    Congrats — big news. I wonder about not duplicating work, though. In my opinion, part of the reason you a finding it hard to replicate results is that the original team did the analysis only once. Contrast this with litigation consulting that economists do, where everything is done twice, by different people. The result is far fewer mistakes and much easier to replicate working documents (which the opposition will often take and replicate themselves). The quality of the analysis is poor relative to international development research, but the replicability is far higher. From this perspective, it might make sense for you to both independly evaluate opportunities and compare your results.

  4. Congratulations Holden on the partnership with Cari and Good Ventures. I agree that partnership/collaboration is different and, in theory, more feasible in the nonprofit world. The poor track record of outright mergers in the sector has more to do with bad matchmaking (combining two organizations in financial trouble seldom creates one healthy one) than anything else. Any of your readers interested in exploring the full continuum of nonprofit collaboration can search 671 actual cases here: http://tinyurl.com/428p8t6
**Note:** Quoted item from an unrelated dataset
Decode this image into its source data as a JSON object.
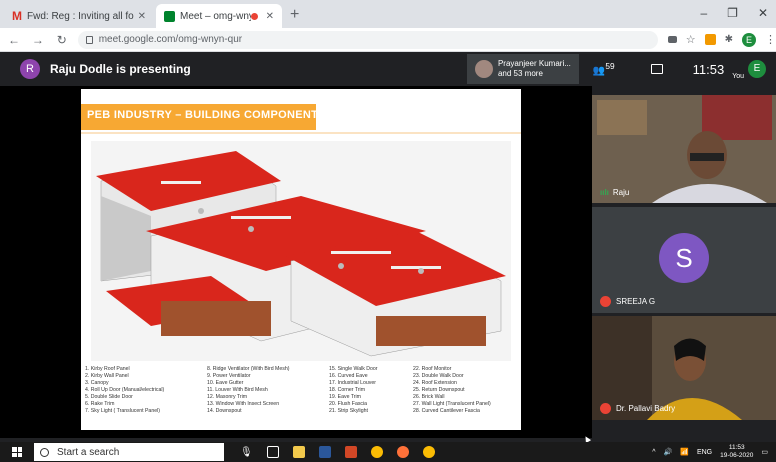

  5. Ryan: we sometimes do internally have people double-check each others’ work, and if we had more capacity we would do this more often and more thoroughly (including potentially being open to doing some of the same work twice). However, it seems that the right way to go about this sort of work would be to set up teams with the explicit aim of replicating & checking each other; this division of labor could happen within a single organization.